"I think they realize my family situation -- that it really has to be worth it for me to leave my kids behind," said Schoeneweis before learning he was most likely on the team. "I just want to see how this year goes -- on my family and on me. I'm not ready to quit as a baseball player. If there were any signs that it's hard on my kids or something like that, I wouldn't even try. They like Daddy being a baseball player. They understand. Everyone has been great. I feel good about playing. They feel good about me playing."
The 25-man roster the Red Sox will submit to Major League Baseball by Saturday night is all but certain to consist of the following:
Catchers Victor Martinez and Jason Varitek; infielders Kevin Youkilis, Dustin Pedroia, Marco Scutaro, Adrian Beltre, Bill Hall and Mike Lowell; outfielders Jacoby Ellsbury, Mike Cameron, J.D. Drew and Jeremy Hermida; designated hitter David Ortiz; and pitchers Josh Beckett, Jon Lester, John Lackey, Tim Wakefield, Clay Buchholz, Jonathan Papelbon, Hideki Okajima, Daniel Bard, Manny Delcarmen, Ramon Ramirez, Atchison and Schoeneweis.
Meanwhile, left-handed reliever Alan Embree, who hadn't been pitching for anyone until signing a Minor League deal with the Sox on March 20, has been asked to pitch in the Minors for a couple of weeks so he can continue to get his feet under him. Embree has an opt-out clause in his contract on April 15, and he will likely pitch at Pawtucket until then.
"They have me 'till the 15th, regardless," said Embree. "If we decide to go longer, I think it would be something that might be on a wait-and-see approach type of thing. My arm feels good. It's about getting consistent work. We'll see in that window. I knew coming in that it would be a reach to make the team. Did I want to? Absolutely. Who doesn't? I think it's a matter of just getting some reps under my belt and seeing if they want me at that point."
Atchison, who is 34, last pitched in the Majors in 2007, when he was with the Giants. The Red Sox thought he was a nice under-the-radar signing when they landed him in December, but he exceeded their expectations in camp.
"He's pitched really well from the first day of camp," said Epstein. "Before we even got into games, he's been impressive. We've developed some trust in him pretty quickly. He always brings the same stuff to the mound. He's had an impressive spring. He's a great guy. We think we can help us, so we feel really good about having him in our 'pen."
Though embracing the challenge of earning a roster spot appealed to Atchison, his main motive in returning to the U.S. was so he could get better medical care for his 2 1/2-year-old daughter Callie, who has a disorder called thrombocytopenia-absent radius. Callie doesn't have radial bones in her arms, and needs therapy and surgeries to stretch her arms as she grows.
"I still felt like this is where I wanted to play, and I felt like I could play and play at this level," Atchison said. "I wanted to take that shot again. With my daughter and different things, that was definitely part of it. We're very excited to be back, and I'm glad it's all worked out.

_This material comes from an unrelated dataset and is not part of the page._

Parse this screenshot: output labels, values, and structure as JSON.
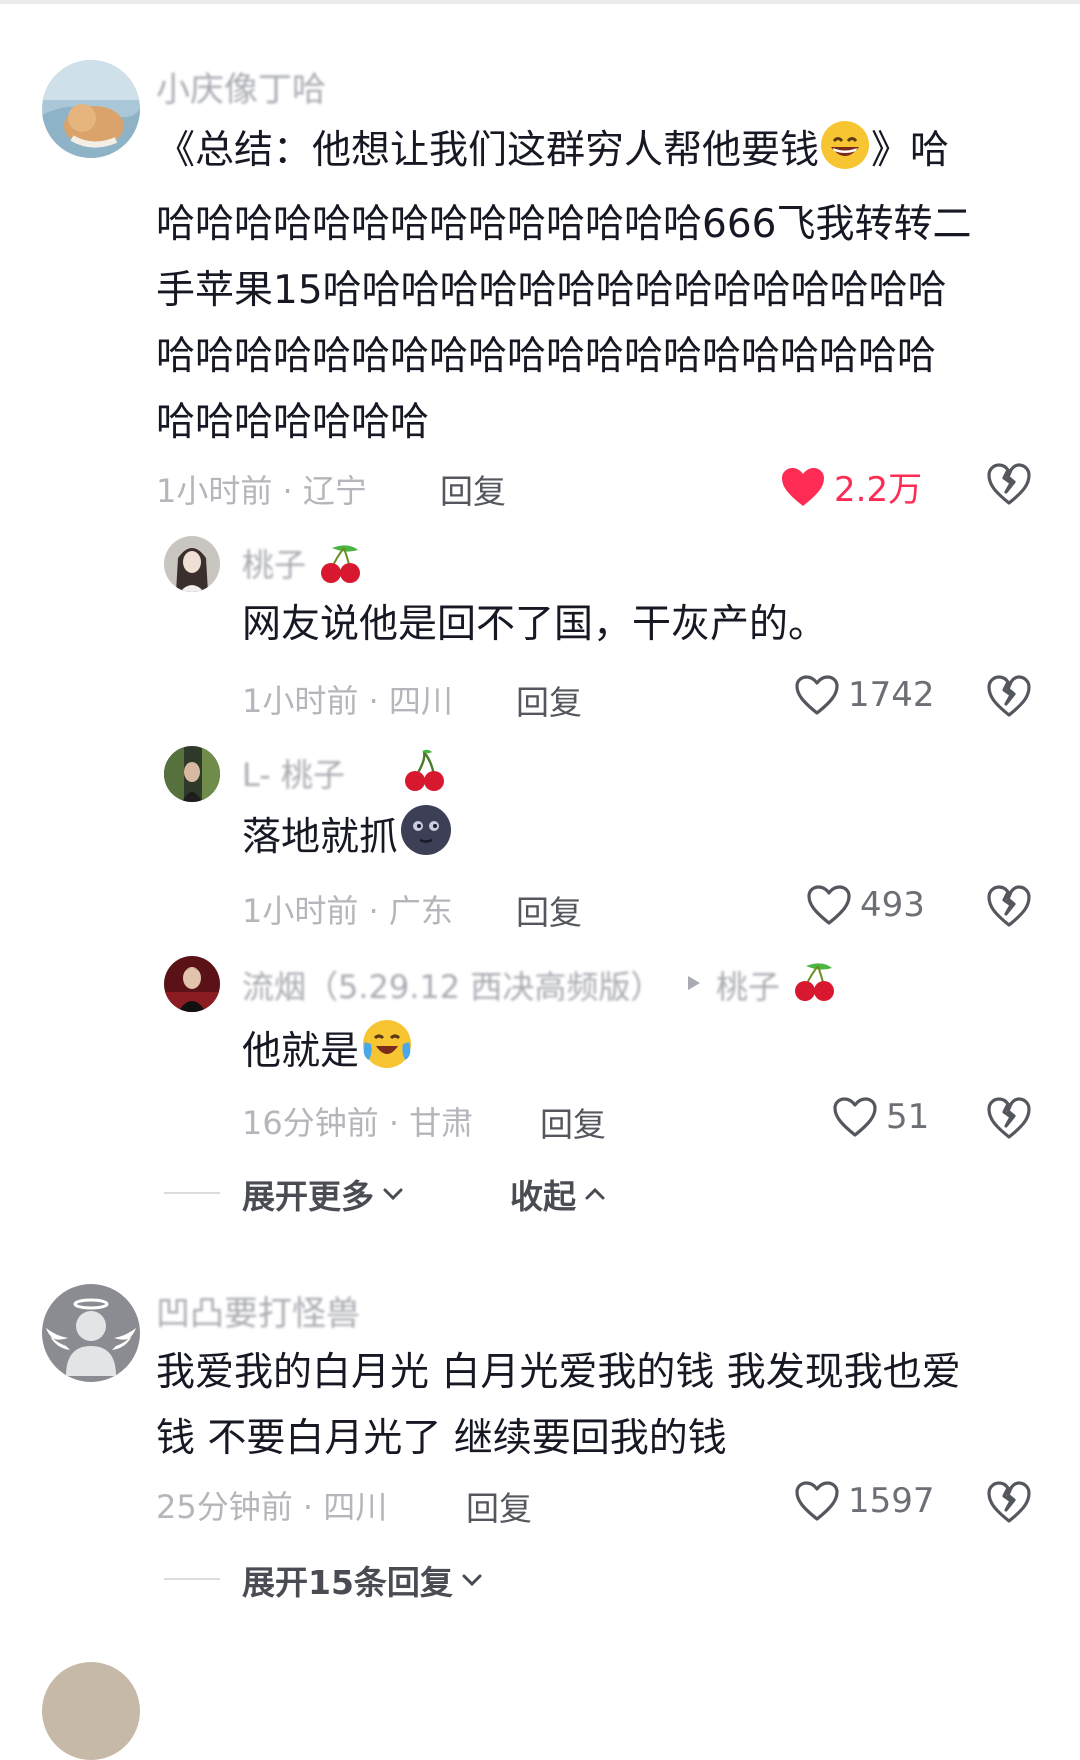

I'm ready to get the season started and show what I can do."
Atchison more than stood up to the challenge of his Spring Training audition.
"He has strike-throwing ability and three different pitches," Francona said. "He changes speeds. His regular season started about a month ago, and he knew it and he did a great job. He attacked the strike zone with all his pitches. I don't think we see that changing. He will go down in a Minor League game [Thursday]. He was scheduled to pitch here. Since we've made our decision, he'll go pitch in a Minor League game so he can get his innings there."
"Despite his age and his strange journey, we thought he could be a useful guy," Epstein said. "We probably anticipated him being a guy who would start in Pawtucket and then come up, but he was so sharp right from the get-go and he emerged out of that group."